The constitution prohibits all forms of forced or compulsory labor; however, there were reports from the MOL and NGOs that such practices occurred. Forced labor conditions existed for migrant workers, who were not fully protected by labor law. Construction workers and female domestic workers were reportedly vulnerable.
Also see the Department of State’s Trafficking in Persons Report at www.state.gov/j/tip.
c. Prohibition of Child Labor and Minimum Age for Employment
The law prohibits participation by minors in dangerous, unhealthy, or harmful work or in work that is considered inappropriate because of social and religious considerations. The minimum legal age for employment is 16 years, but children that are younger may work as apprentices with permission from their parents or legal guardian.
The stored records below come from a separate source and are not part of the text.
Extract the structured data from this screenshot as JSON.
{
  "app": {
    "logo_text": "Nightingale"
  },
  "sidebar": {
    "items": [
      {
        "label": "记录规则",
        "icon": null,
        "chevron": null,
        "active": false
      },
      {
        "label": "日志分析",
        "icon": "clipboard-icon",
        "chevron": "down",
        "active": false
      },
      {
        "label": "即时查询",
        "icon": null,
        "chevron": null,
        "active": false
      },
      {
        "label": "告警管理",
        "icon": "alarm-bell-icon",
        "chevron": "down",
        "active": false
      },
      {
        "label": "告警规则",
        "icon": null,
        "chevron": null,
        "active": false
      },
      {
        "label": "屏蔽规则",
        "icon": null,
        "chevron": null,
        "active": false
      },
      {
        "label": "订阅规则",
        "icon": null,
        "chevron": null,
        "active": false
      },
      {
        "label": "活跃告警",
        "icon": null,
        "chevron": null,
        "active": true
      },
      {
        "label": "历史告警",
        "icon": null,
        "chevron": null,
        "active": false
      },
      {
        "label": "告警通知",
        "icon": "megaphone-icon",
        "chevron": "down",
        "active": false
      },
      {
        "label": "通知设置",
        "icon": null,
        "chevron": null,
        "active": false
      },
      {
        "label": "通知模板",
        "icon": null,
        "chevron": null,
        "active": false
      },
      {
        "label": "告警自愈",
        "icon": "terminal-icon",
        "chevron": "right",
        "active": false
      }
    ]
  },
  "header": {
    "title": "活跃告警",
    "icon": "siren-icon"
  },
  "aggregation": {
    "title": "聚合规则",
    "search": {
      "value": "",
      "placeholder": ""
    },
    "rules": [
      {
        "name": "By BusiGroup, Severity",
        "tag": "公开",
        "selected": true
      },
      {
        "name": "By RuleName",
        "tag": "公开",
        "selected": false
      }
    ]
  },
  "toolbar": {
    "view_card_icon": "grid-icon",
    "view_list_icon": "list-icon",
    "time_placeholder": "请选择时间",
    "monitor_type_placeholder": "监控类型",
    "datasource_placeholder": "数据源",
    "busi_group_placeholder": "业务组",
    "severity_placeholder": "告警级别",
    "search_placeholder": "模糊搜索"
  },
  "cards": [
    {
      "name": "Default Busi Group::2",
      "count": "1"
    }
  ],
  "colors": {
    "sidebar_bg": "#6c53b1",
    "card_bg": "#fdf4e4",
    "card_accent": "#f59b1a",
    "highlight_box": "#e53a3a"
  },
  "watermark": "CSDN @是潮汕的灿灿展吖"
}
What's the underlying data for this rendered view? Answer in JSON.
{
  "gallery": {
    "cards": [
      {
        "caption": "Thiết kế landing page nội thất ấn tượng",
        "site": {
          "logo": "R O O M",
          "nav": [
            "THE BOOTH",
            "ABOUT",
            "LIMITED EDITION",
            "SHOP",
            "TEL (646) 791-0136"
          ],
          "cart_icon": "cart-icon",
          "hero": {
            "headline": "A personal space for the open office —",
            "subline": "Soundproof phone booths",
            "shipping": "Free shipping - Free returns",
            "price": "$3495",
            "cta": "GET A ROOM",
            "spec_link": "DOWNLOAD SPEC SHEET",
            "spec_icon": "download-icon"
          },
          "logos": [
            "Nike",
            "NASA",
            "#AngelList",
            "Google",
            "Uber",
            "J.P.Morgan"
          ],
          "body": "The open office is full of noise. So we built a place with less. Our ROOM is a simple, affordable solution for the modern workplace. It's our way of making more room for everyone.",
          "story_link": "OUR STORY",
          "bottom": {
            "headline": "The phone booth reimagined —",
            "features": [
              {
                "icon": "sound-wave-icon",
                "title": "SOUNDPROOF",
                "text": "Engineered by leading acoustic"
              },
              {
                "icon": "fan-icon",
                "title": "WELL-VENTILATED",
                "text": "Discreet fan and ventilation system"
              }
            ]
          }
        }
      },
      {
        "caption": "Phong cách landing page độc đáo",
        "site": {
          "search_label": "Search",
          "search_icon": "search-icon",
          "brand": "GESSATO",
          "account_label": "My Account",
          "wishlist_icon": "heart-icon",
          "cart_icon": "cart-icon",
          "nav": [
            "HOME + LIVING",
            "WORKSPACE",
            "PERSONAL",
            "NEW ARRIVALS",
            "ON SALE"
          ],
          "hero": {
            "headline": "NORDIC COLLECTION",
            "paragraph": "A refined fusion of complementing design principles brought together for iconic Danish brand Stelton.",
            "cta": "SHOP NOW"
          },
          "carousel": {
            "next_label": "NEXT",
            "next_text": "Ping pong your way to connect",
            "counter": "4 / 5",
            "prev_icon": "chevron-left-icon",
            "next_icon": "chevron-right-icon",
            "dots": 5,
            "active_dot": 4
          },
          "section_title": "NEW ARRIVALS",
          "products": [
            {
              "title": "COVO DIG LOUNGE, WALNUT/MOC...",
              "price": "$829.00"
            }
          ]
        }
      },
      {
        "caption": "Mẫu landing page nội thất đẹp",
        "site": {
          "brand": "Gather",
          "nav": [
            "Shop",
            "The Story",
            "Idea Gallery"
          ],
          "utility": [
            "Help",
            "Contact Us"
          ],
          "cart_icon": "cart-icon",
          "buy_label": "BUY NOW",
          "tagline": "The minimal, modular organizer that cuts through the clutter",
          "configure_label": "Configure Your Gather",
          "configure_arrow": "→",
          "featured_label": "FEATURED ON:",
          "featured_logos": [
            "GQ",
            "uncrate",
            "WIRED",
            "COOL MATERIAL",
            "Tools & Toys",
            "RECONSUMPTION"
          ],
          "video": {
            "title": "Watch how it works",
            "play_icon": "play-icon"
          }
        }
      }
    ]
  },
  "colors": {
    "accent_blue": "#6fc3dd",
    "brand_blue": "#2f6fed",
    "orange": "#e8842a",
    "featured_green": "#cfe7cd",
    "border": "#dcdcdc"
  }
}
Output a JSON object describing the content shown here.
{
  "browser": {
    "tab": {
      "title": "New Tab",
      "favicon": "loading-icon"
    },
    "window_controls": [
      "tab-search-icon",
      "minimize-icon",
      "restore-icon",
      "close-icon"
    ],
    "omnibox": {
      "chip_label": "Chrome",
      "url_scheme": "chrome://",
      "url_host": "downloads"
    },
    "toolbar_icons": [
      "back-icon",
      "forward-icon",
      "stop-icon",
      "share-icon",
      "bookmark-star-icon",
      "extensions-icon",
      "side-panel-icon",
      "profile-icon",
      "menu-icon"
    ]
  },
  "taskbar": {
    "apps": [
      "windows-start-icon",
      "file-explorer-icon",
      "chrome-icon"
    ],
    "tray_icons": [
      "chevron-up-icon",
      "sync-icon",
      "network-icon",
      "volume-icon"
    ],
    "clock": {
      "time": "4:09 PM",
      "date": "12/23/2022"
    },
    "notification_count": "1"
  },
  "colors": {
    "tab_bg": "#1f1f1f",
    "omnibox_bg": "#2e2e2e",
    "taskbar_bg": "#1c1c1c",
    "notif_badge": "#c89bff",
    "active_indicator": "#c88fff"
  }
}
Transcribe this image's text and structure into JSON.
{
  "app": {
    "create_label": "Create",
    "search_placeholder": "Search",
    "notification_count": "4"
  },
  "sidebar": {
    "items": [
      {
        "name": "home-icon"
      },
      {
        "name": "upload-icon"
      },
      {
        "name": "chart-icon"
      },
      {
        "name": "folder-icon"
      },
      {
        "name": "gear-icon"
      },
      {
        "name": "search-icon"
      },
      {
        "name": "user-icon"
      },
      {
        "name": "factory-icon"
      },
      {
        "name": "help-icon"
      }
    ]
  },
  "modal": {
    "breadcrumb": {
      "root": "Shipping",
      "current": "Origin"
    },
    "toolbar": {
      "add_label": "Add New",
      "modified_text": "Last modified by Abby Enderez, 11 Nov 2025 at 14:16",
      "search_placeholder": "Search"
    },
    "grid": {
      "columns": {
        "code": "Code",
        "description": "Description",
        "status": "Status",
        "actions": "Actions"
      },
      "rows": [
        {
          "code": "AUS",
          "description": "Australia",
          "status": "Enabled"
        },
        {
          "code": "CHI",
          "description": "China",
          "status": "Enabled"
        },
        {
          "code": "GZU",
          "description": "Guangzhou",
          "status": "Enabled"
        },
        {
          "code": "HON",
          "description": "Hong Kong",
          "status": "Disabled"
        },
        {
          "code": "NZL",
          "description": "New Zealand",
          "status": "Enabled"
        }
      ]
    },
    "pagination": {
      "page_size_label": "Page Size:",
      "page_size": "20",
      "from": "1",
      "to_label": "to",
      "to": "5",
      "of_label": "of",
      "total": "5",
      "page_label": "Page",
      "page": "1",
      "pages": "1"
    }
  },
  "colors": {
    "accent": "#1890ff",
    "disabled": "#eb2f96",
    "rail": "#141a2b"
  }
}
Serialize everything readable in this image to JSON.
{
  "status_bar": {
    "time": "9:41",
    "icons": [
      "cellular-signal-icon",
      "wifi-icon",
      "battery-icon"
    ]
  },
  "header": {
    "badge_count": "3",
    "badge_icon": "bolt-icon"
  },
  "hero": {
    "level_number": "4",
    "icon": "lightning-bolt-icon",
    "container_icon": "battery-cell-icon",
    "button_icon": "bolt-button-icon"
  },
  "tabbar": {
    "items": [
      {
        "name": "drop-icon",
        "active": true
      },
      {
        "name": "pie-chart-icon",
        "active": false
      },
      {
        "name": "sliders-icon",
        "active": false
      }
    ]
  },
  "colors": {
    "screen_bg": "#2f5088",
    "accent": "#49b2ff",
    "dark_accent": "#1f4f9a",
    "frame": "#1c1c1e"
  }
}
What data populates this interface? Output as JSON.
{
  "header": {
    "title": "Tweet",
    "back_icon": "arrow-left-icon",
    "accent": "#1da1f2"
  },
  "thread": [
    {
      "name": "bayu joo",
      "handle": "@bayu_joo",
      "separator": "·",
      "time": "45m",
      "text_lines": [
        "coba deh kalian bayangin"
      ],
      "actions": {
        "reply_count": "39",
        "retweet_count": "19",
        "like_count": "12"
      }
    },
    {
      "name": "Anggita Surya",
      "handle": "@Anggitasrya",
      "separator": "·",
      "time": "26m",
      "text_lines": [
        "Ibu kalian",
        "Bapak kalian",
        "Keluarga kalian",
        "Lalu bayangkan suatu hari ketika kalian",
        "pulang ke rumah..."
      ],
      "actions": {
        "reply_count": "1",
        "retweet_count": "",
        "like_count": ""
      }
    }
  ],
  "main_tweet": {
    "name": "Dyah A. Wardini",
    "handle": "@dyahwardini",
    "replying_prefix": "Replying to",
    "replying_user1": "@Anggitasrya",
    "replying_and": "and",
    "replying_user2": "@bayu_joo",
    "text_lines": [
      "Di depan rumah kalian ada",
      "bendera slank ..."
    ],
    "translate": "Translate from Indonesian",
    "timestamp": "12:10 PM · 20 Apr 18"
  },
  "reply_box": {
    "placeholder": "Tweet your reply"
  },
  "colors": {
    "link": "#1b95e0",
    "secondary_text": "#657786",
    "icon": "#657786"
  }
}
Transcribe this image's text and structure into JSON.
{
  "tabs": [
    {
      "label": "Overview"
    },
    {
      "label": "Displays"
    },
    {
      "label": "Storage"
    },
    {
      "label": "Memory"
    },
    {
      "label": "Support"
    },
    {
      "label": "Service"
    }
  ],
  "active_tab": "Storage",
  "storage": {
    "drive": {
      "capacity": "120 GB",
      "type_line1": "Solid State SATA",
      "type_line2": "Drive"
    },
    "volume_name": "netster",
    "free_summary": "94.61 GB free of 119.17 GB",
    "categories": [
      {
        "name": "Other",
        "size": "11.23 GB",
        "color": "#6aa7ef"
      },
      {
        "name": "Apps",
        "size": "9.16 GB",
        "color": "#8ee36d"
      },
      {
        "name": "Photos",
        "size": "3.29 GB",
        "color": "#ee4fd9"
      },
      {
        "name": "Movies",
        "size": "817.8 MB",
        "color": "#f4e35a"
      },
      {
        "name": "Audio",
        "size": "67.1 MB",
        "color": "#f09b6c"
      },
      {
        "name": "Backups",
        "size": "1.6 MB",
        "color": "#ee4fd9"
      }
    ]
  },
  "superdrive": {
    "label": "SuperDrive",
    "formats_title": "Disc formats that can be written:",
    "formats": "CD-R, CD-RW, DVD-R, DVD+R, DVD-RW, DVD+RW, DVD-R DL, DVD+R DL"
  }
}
The law prohibits minors from working in dangerous or harmful work, but it does not establish a list of hazardous occupations prohibited to minors, nor does it cover work in the informal sector.
On June 11, the UNICEF representative in Algiers stated that 340,000 children worked in various sectors in the country, adding that the phenomenon was taking on alarming proportions. Children faced forms of child labor primarily in agriculture and the construction sector, and in the informal sector as domestic servants. However, specific data was unavailable.
The MOL is responsible for enforcing child labor laws, but enforcement was limited. The ministry conducted and in some cases investigated companies suspected of hiring underage workers. However, monitoring and enforcement practices for child labor were not consistent and were hampered by an insufficient number of inspectors. During the year the NGO “Fondation pour la Promotion de la Sante et le Developpement de la Recherche” (FOREM) implemented a public awareness campaign to encourage children to remain in school until 16 years of age, rather than participate in the workforce. Approximately 100,000 students dropped out of school annually to join the workforce, according to FOREM.
d. Acceptable Conditions of Work
The national minimum wage of DZD 15,000 (approximately $193) per month was established in 2009 following a tripartite social pact among business, government, and the official union. This did not provide a decent standard of living for a worker and family. In September the pact members agreed to increase the monthly minimum wage to DZD 18,000 ($231). Autonomous unions, which were not included in the tripartite talks, reported the increase was inadequate and would not affect the majority of workers who already earn more than the minimum wage. Families making only DZD 8,000 ($103) per month are considered to be living in poverty.
The standard workweek was 40 hours, including one hour for lunch per day. Employees who worked longer than the standard workweek received premium pay on a sliding scale from time-and-a-half to double-time, depending on whether the overtime was worked on a normal workday, a weekend, or a holiday.
The law contains occupational health and safety standards, which were not fully enforced. There were no known reports of workers being dismissed for removing themselves from hazardous working conditions. If workers face such conditions, they reserve the right to renegotiate their contract or, failing that, resort to the courts. While this legal mechanism exists, the high demand for employment in the country gave an advantage to employers seeking to exploit employees. Economic migrants from sub-Saharan Africa and elsewhere working in the country without legal immigration status were not protected by the country’s labor standards, making them vulnerable to exploitation. Labor law does not adequately cover migrant workers, who primarily are employed in the construction and domestic help sectors.
In general the MOL enforced labor standards, including ensuring compliance with the minimum wage regulation and safety standards. However, broad enforcement remained ineffective and insufficient.
Sources: United States Department of State